Amid the talk of bipartisan cooperation, Republicans in the Senate and the House have let it be known they will deliver plenty of votes against the release of more Troubled Asset Relief Program (TARP) funds. Sure, they’ll keep singing “Kumbaya,” but why should they let a perfectly good issue for the 2010 midterms go to waste?

And amid the smiles and hugs before the flashing cameras, Democrats are flexing their muscles. Senate Majority Leader Harry ReidHarry ReidConservative Senate candidate calls on GOP to end filibuster Ex-Reid aide: McConnell's 'original sin' was casting ObamaCare as 'partisan, socialist takeover' GOP faces growing demographic nightmare in West MORE (D-Nev.) wants everyone to know he doesn’t work for Obama, but with him.

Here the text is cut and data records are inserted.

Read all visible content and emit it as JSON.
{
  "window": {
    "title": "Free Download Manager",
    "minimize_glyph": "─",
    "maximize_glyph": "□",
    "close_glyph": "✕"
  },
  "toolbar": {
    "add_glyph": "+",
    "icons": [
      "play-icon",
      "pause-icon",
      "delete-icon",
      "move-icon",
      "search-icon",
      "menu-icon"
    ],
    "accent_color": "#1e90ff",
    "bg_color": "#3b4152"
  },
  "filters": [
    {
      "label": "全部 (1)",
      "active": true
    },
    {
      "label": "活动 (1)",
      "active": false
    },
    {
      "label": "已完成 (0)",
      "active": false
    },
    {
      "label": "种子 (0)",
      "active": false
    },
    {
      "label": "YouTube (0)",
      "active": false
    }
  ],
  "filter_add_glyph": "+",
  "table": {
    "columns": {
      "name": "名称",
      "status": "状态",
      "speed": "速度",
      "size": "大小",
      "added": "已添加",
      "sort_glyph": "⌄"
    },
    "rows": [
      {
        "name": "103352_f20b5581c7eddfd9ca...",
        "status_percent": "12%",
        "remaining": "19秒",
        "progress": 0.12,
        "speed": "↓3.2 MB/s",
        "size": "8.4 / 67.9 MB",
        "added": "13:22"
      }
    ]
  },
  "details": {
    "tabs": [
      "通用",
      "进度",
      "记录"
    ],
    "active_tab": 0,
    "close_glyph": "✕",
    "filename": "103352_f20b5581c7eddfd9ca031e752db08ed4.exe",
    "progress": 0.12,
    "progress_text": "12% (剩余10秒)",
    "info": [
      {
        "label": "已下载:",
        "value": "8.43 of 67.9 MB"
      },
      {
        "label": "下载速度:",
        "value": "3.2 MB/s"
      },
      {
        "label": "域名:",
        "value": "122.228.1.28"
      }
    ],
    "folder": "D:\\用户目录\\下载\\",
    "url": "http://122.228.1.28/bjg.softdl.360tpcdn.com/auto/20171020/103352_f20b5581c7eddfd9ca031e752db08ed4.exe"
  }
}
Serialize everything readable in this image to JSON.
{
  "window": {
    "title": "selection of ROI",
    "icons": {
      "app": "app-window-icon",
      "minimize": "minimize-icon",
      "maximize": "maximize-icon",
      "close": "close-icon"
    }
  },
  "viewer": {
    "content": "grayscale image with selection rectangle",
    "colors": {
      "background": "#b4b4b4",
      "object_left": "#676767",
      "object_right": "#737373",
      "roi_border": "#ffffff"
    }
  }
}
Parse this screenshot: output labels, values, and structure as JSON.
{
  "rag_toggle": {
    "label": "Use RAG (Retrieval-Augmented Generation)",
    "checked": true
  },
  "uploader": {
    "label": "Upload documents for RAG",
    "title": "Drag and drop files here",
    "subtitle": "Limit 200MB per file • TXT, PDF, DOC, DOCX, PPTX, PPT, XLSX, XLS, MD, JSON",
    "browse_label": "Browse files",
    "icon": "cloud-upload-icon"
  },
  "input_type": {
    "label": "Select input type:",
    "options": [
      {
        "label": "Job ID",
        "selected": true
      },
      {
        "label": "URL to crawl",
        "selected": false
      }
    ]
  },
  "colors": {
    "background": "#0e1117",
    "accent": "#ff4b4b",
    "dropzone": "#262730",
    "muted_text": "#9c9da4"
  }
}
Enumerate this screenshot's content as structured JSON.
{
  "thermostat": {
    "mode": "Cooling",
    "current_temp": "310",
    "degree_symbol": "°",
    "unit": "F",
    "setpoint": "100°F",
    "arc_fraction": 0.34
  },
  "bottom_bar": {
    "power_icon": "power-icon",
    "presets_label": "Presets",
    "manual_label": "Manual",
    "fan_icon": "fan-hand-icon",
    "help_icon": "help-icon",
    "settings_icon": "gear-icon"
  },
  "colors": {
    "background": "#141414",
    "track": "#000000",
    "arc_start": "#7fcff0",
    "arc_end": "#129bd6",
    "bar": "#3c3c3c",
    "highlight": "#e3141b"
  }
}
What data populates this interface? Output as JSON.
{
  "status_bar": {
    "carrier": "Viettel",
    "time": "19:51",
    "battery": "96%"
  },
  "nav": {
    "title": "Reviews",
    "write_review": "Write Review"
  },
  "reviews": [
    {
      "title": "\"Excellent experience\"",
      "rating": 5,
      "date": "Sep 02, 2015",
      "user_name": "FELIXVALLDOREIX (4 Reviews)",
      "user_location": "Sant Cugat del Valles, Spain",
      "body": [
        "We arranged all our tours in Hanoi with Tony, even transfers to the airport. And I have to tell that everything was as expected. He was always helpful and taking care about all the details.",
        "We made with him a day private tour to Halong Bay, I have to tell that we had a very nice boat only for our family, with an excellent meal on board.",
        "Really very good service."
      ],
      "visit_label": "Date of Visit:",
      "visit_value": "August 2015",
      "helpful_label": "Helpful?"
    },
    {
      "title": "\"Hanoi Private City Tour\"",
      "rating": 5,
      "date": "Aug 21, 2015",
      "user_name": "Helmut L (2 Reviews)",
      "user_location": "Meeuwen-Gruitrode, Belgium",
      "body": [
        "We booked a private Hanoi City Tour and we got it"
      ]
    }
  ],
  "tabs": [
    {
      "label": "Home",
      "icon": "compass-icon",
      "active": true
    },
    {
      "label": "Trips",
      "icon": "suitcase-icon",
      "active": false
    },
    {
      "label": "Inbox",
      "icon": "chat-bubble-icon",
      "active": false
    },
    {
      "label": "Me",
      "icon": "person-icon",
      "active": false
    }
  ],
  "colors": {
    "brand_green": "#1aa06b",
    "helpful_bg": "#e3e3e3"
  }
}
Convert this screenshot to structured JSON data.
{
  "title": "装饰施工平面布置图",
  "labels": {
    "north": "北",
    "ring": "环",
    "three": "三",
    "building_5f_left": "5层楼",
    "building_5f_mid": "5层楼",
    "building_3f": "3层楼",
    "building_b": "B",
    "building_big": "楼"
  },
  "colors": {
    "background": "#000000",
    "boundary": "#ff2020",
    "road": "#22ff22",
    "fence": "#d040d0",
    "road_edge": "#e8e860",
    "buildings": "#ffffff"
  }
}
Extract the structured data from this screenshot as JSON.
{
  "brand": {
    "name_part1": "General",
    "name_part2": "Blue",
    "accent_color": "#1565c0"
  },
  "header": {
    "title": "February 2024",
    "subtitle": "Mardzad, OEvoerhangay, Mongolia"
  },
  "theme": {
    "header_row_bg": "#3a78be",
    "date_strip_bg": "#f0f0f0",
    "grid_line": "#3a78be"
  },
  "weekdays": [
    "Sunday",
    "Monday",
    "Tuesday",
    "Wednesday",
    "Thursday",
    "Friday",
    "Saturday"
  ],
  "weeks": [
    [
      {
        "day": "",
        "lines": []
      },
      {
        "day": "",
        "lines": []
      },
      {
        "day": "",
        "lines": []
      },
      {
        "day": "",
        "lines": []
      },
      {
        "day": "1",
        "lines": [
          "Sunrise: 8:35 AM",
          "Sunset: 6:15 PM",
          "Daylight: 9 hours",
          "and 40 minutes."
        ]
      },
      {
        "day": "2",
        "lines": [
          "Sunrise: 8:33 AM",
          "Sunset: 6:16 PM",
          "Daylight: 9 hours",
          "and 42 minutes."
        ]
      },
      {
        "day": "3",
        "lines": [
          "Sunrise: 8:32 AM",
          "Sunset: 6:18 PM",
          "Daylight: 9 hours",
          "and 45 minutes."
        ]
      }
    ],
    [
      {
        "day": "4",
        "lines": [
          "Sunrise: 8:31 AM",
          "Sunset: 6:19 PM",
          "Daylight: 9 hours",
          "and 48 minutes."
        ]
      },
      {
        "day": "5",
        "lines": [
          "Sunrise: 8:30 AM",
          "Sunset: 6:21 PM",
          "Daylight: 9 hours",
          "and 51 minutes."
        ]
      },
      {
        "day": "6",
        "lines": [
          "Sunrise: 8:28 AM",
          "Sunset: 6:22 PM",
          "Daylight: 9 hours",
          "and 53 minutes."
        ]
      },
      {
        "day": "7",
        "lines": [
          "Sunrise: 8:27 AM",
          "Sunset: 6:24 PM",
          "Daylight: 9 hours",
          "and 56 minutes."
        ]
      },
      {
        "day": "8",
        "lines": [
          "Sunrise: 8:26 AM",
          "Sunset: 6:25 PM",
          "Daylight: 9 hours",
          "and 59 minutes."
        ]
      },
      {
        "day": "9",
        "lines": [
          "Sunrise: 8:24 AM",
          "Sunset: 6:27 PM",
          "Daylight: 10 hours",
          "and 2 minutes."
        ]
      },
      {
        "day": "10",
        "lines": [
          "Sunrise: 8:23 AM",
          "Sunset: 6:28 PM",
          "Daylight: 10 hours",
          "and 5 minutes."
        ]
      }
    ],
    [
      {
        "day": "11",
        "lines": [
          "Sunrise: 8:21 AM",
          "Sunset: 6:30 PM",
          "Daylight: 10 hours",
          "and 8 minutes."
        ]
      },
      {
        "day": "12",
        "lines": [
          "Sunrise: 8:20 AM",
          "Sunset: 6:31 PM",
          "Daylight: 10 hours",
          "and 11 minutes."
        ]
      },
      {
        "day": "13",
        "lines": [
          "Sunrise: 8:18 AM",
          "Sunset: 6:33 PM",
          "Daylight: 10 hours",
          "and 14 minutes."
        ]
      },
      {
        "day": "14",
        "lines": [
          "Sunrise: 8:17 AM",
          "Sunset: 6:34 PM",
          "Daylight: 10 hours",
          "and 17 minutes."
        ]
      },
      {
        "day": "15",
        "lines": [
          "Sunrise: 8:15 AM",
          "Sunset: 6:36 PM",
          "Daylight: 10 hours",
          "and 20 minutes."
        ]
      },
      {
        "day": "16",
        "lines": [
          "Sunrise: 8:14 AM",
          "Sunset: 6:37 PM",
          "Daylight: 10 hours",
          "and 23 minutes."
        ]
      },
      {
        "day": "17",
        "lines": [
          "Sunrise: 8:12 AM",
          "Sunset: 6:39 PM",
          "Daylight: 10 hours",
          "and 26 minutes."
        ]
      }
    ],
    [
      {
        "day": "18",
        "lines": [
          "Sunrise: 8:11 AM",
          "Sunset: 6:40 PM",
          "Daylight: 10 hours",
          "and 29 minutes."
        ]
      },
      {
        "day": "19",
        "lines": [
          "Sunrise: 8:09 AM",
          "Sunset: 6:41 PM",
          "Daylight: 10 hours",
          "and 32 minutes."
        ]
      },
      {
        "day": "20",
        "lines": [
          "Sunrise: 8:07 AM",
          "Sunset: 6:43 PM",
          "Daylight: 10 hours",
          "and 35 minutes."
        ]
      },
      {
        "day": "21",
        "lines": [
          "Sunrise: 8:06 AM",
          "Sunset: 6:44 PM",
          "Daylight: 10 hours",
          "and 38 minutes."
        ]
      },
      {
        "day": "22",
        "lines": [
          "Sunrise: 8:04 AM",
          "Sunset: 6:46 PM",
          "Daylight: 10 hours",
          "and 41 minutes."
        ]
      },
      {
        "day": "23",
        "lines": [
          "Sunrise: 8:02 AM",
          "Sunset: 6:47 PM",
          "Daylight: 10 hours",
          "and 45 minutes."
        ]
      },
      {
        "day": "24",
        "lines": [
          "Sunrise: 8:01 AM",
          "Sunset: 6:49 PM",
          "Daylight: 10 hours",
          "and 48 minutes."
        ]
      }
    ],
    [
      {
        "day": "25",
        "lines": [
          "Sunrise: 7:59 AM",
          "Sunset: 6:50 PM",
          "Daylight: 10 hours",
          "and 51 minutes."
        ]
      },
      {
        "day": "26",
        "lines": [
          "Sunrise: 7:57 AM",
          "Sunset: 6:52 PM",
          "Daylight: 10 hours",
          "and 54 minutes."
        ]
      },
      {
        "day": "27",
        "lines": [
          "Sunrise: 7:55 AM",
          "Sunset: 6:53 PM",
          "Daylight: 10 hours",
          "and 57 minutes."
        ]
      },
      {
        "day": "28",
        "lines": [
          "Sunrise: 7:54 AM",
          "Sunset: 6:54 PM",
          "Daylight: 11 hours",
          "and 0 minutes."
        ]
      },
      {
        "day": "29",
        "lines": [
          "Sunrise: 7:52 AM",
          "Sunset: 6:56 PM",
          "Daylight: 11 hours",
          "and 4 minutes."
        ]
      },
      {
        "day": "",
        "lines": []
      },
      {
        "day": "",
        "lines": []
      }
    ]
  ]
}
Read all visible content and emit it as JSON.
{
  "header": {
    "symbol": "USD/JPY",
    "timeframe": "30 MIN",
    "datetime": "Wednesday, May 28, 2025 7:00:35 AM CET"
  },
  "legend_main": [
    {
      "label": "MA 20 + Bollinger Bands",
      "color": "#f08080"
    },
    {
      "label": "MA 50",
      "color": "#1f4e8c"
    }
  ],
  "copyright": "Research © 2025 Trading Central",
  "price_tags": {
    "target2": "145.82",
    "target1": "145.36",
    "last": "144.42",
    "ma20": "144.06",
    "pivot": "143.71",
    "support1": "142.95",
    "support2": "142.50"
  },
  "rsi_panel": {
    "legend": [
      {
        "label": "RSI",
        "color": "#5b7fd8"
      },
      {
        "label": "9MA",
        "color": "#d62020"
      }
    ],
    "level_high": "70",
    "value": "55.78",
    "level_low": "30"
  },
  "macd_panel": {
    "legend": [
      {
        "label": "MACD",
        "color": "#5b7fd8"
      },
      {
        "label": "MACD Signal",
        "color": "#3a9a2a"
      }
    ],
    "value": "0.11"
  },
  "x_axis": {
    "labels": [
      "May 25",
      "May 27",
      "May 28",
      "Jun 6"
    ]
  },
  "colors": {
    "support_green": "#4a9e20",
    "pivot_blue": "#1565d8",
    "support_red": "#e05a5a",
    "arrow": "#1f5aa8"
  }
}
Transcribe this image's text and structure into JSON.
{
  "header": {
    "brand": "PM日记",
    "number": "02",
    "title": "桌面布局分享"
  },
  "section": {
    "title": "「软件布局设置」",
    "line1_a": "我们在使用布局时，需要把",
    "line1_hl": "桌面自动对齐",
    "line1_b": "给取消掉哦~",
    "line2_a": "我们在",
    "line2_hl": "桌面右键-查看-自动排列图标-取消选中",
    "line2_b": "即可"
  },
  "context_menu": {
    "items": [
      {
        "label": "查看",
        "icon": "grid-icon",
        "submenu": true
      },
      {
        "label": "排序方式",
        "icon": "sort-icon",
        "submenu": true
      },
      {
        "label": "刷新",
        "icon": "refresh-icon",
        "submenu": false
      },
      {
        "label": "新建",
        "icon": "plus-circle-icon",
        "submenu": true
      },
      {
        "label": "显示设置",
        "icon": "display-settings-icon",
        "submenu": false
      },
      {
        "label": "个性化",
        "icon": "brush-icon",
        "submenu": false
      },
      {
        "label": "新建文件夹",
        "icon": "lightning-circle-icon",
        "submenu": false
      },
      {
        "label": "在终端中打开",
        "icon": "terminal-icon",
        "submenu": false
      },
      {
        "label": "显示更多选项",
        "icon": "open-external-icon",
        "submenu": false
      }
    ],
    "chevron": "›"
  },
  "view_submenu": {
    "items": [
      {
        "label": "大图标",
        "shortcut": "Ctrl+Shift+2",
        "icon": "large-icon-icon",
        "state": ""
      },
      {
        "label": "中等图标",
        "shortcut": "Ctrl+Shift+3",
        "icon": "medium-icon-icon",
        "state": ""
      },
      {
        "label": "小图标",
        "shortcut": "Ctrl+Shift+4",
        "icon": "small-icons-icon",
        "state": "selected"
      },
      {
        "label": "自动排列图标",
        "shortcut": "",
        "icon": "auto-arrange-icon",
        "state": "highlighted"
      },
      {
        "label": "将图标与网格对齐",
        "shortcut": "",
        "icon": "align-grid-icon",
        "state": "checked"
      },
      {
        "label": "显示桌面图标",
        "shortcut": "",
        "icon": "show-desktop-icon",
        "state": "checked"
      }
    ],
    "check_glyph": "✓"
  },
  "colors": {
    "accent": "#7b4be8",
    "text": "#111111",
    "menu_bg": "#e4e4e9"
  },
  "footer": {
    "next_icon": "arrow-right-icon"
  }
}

And when House Speaker Nancy Pelosi (D-Calif.) describes how congressional Democrats have actually been working on an economic stimulus package for more than a year, long before Obama drew up his plan, you can see the line she is quietly drawing in the sand. Rep. Barney Frank (D-Mass.), chairman of the House Financial Services Committee, and Sen. Kent Conrad (D-N.D.), chairman of the Senate Budget Committee, have openly questioned the ability of Obama’s stimulus to create jobs. Within 48 hours of Obama backing off a 9/11-type commission to investigate the Bush administration, the House Judiciary Committee’s Democratic staff released a report recommending he launch one.

As Obama will also soon learn, the highly controlled, top-secret management that worked so well in the campaign to elect him president won’t serve him as well in governing.

“I would think that in this era of freshness and transparency the new administration would want to come forth with detail instead of this mumbo jumbo that is going on,” Sen. Bill NelsonBill NelsonGore wishes Mikulski a happy birthday at 'Inconvenient Sequel' premiere Honda recalls 1.2 million cars over battery fires Vulnerable senators raise big money ahead of 2018 MORE (D-Fla.) grumbled at Peter Orszag during his confirmation hearing for Office of Management and Budget director on Tuesday.

On Tuesday night, Obama was working hard to change the way business is done in Washington, surprising everyone to attend a dinner for conservative columnists at the home of George Will.

We can bet it was a lot more fun than talking with Reid about seating Burris, pleading with members not to vote against the second installment of TARP or searching for a new Commerce secretary. But we don’t know for sure — they didn’t release any details.


Stoddard is an associate editor of The Hill.